United Continental Holdings (NYSE:UAL) is geared up to disclose its FY 2011 financial results Thursday along with peers such as JetBlue Airways (NYSE:JBLU). While we expect the steep rise in fuel costs the past year to have a visible impact on the carrier’s bottom-line, we see United’s progress towards full integration post the merger as well as its cautious and strategic capacity management to help it counter the cost pressures. Deriving benefits from these factors, we expect the airline to deliver a healthy unit revenue growth in the 9%-10% range on a consolidated basis.
The past year, United announced plans to launch service on several new international routes in the first half of 2012 in an attempt to leverage the expanded route network following the merger. The carrier is however maintaining capacity discipline by cutting capacity on unprofitable routes and right-sizing network in response to expected demand. The airline regularly evaluates the performance of each flight and the markets it serves to reallocate assets if a route is not generating sufficient returns. During Q3, it reduced trans-Atlantic capacity, reducing and down gauging flights to Europe, which were not generating returns in line with the set goals and expectations.
Below we discuss these trends in detail that we expect to set the tone for United Continental’s results Thursday.
Capacity expansion focused on international routes in 2011
The FY 2011 operational results released earlier this month show that United and Continental’s combined consolidated traffic during the fiscal decreased 1.4% y-o-y, on a largely flat capacity growth, with at least 1% lower load factor versus 2010. Capacity has been largely curtailed on domestic routes with nearly 3% y-o-y reduction in available seat miles in 2011 while international markets saw a 2.4% expansion in capacity.
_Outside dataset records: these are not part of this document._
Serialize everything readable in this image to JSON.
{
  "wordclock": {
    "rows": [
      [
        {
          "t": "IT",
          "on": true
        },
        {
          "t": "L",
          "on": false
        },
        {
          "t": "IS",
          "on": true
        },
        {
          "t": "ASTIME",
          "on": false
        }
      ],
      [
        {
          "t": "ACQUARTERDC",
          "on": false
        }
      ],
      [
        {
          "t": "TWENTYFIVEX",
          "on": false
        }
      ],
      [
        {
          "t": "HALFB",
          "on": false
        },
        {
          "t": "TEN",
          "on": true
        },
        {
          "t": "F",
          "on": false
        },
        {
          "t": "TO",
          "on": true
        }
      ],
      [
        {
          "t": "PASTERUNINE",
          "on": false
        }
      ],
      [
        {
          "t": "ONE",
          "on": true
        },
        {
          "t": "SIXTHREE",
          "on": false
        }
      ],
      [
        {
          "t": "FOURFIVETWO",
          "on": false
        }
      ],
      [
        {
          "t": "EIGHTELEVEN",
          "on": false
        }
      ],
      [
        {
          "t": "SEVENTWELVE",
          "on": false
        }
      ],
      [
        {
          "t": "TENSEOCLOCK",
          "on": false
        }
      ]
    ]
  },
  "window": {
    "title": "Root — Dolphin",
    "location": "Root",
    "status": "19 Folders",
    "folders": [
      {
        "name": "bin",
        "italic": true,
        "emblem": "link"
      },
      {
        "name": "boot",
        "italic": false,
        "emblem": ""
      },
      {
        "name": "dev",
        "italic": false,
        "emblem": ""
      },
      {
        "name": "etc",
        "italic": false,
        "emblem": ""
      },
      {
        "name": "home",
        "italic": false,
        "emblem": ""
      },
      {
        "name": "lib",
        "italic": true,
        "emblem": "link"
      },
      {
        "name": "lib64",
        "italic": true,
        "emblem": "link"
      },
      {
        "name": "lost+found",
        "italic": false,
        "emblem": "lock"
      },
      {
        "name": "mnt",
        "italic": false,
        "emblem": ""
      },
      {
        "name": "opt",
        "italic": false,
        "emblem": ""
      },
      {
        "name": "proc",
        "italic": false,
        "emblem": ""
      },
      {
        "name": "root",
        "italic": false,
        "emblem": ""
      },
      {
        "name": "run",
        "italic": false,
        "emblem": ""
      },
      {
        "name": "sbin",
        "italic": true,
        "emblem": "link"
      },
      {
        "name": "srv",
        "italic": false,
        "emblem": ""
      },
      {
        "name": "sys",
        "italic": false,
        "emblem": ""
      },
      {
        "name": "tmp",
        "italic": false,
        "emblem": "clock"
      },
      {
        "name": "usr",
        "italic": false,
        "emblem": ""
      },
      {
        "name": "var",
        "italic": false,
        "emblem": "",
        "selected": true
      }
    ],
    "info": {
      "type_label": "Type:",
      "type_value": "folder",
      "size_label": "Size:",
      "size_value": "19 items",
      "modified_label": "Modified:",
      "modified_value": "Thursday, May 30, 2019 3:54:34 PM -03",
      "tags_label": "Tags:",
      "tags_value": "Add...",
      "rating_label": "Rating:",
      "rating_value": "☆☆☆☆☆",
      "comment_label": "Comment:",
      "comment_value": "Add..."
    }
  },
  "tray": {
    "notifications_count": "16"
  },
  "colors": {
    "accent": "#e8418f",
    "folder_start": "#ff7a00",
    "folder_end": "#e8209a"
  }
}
The bulk of capacity growth occurred in Latin America, which led the yield performance internationally in Q3 with 22% yields improvement y-o-y. The company is optimizing its network in favor of international markets in order to capitalize on the market opportunities enabled both by the merger and next-generation aircraft technology.
United will take delivery of 5 Boeing 787 Dreamliners this year with the first coming into service in the second half of 2012. The aircraft is being viewed as a game changer creating new profitable market opportunities for the carrier, especially on long haul routes, with its excellent operating economics. On the other hand, domestic capacity is being reduced with the conversion of 14 Boeing 767 300 aircraft from the domestic configuration to the carrier’s international configuration.
Integration progress in Q4
The past quarter, United Continental was granted a single operating certificate by Federal Aviation Administration (FAA), underscoring significant progress towards the integration of United Airlines and Continental Airlines. The move marks the culmination of 18 months of alignment work between United and Continental who have integrated hundreds of internal policies and procedures in pursuit of becoming a single entity. Though questions remain over joint pilot training, we see the FAA’s designation as an important milestone on the path to boosting operational efficiency at the airline. About 2,000 individual policies have been amalgamated with everything from passenger boarding methods to staff standby privileges being up for review. Though cockpit training procedures and maintenance manuals have yet to be finalized – due in large part to an unsuccessful lawsuit by United pilots – it is expected that standardization will deliver significant operational savings in the medium-term.
During Q4, United also achieved some break-through on the merger-related labor negotiations as United mechanics ratified a new labor agreement and reached a tentative agreement with the Association of Flight Attendants (AFA). The airline already has agreements in place with the Continental subsidiary flight attendants, mechanics and below the wing agents.